▸ **Entries provided**:
BEGIN

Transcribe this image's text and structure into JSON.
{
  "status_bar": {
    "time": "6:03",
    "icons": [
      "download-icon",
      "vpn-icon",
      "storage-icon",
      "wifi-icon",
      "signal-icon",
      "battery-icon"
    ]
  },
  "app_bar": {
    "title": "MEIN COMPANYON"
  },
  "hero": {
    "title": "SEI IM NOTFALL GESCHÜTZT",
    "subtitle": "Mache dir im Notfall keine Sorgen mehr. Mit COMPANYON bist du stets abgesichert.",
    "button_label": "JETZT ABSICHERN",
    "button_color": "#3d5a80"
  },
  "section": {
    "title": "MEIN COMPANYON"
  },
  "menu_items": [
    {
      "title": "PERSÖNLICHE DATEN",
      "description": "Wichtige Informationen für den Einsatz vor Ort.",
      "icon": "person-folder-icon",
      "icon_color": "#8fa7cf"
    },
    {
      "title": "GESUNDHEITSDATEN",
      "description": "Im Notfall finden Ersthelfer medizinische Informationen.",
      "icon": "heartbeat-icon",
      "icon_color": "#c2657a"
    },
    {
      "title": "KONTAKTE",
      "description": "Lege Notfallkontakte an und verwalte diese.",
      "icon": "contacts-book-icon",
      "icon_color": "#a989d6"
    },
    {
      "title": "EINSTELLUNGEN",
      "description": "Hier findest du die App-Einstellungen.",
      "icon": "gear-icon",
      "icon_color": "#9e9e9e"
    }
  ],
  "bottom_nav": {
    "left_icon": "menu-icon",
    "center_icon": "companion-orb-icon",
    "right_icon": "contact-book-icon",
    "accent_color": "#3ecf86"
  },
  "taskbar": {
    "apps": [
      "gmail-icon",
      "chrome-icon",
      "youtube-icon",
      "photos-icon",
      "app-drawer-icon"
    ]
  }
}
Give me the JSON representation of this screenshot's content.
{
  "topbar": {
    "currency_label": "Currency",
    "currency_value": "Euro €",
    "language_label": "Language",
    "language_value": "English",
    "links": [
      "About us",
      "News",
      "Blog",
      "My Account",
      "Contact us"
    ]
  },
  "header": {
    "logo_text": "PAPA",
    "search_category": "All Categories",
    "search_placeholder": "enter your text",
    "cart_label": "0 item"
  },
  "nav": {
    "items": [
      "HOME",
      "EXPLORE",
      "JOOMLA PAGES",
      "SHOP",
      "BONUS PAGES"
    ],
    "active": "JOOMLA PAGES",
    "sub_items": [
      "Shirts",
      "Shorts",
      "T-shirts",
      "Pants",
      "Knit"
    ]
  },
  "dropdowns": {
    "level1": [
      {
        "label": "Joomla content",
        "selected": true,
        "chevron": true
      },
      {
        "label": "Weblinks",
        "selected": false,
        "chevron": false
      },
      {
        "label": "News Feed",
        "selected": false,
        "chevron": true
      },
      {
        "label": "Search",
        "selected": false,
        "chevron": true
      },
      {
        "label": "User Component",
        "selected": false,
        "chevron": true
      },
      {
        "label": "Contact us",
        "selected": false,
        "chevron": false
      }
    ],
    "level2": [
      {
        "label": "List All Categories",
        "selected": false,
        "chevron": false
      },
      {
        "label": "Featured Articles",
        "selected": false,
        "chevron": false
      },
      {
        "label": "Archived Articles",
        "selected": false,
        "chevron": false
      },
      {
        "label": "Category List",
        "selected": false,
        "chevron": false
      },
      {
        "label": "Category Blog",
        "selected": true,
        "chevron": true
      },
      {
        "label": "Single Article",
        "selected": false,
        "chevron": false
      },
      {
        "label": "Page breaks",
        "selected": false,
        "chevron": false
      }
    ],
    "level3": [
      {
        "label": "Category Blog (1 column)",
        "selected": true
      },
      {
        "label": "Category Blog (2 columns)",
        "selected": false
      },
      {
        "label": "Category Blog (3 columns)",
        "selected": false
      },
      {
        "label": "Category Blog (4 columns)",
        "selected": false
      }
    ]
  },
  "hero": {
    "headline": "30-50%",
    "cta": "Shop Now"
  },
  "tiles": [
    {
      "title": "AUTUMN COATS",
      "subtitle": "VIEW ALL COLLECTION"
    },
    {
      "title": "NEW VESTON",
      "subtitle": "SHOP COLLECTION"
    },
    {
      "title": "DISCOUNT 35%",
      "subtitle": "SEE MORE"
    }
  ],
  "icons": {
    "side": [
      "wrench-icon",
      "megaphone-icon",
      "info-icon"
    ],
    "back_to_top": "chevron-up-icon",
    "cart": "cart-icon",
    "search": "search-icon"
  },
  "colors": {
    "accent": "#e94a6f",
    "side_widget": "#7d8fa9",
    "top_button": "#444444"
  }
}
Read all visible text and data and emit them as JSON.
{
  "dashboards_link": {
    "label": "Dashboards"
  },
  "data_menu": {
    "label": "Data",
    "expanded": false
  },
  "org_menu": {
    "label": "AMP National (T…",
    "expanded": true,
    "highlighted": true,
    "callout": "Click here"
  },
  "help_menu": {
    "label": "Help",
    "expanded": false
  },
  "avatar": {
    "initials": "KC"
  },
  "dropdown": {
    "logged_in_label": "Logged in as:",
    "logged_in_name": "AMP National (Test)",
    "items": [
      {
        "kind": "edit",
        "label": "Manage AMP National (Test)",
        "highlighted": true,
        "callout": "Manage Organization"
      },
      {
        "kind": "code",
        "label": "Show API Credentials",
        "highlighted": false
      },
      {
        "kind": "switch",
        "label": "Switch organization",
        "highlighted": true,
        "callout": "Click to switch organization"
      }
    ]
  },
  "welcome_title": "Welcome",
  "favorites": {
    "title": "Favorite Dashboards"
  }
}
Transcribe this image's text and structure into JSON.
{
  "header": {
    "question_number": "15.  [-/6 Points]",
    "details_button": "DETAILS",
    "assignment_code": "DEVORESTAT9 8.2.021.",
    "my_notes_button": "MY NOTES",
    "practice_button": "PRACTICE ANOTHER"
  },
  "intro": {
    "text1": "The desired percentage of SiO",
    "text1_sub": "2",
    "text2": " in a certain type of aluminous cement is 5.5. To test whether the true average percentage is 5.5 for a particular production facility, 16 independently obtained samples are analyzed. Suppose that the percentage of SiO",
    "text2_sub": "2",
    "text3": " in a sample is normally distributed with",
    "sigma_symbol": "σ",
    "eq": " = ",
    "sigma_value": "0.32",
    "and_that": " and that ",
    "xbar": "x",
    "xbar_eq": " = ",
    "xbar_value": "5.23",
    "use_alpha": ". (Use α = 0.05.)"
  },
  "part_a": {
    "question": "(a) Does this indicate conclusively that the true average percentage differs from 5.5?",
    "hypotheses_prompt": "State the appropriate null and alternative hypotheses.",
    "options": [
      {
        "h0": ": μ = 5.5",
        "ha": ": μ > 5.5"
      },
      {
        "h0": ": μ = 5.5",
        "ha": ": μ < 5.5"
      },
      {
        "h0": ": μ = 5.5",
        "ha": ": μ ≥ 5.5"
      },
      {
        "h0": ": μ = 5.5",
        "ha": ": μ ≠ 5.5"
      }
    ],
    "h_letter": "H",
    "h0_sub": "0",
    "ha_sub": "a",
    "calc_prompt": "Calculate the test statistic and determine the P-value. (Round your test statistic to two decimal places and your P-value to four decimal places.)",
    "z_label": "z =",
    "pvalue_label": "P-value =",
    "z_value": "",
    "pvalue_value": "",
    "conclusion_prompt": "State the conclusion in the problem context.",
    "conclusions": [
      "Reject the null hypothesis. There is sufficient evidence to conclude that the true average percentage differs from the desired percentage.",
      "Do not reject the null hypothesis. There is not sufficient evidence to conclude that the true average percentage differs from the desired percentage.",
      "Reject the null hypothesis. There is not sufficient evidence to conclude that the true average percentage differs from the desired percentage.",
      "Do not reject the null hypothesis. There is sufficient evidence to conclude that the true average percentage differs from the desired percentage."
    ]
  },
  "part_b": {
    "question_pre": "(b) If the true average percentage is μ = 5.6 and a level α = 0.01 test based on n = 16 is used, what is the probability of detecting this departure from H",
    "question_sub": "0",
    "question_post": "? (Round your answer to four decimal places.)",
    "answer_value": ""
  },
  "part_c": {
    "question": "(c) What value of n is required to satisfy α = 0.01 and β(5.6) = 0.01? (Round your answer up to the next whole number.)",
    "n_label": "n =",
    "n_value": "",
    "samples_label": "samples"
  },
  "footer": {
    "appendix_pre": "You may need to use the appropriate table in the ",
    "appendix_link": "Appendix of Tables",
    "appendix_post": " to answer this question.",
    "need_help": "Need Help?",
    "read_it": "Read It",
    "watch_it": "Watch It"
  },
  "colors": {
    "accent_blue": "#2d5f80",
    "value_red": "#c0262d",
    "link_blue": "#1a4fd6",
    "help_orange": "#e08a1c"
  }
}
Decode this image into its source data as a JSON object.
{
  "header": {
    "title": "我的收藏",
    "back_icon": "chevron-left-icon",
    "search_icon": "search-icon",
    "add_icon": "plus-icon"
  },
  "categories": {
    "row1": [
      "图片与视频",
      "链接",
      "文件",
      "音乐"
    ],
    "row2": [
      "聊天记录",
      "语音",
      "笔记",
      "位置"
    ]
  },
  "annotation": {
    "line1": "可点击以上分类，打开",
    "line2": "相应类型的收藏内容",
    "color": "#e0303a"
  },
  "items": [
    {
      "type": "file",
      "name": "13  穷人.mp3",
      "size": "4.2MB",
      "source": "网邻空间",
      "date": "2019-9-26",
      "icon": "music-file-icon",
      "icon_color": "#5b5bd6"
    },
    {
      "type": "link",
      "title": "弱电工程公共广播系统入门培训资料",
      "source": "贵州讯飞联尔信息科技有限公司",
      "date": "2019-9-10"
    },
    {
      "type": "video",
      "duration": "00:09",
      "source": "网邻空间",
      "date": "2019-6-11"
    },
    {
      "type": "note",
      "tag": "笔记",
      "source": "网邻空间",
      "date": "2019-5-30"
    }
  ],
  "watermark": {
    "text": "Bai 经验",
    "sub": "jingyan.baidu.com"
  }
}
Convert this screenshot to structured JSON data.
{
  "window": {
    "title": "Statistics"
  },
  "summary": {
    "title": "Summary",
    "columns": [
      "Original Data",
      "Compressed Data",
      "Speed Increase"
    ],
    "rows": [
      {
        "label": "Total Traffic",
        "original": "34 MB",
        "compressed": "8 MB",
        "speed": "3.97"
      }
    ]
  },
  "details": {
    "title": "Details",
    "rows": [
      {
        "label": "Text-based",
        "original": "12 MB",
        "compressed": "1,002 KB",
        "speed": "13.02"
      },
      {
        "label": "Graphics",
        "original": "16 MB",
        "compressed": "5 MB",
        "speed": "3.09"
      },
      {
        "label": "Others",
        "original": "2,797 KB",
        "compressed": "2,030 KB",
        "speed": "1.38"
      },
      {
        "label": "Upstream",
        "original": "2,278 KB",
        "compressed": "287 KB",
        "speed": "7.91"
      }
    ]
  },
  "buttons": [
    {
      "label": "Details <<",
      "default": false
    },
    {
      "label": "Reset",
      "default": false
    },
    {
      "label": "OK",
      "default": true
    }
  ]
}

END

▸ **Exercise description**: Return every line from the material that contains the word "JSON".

▸ **Answer section**:
Transcribe this image's text and structure into JSON.
Give me the JSON representation of this screenshot's content.
Read all visible text and data and emit them as JSON.
Transcribe this image's text and structure into JSON.
Decode this image into its source data as a JSON object.
Convert this screenshot to structured JSON data.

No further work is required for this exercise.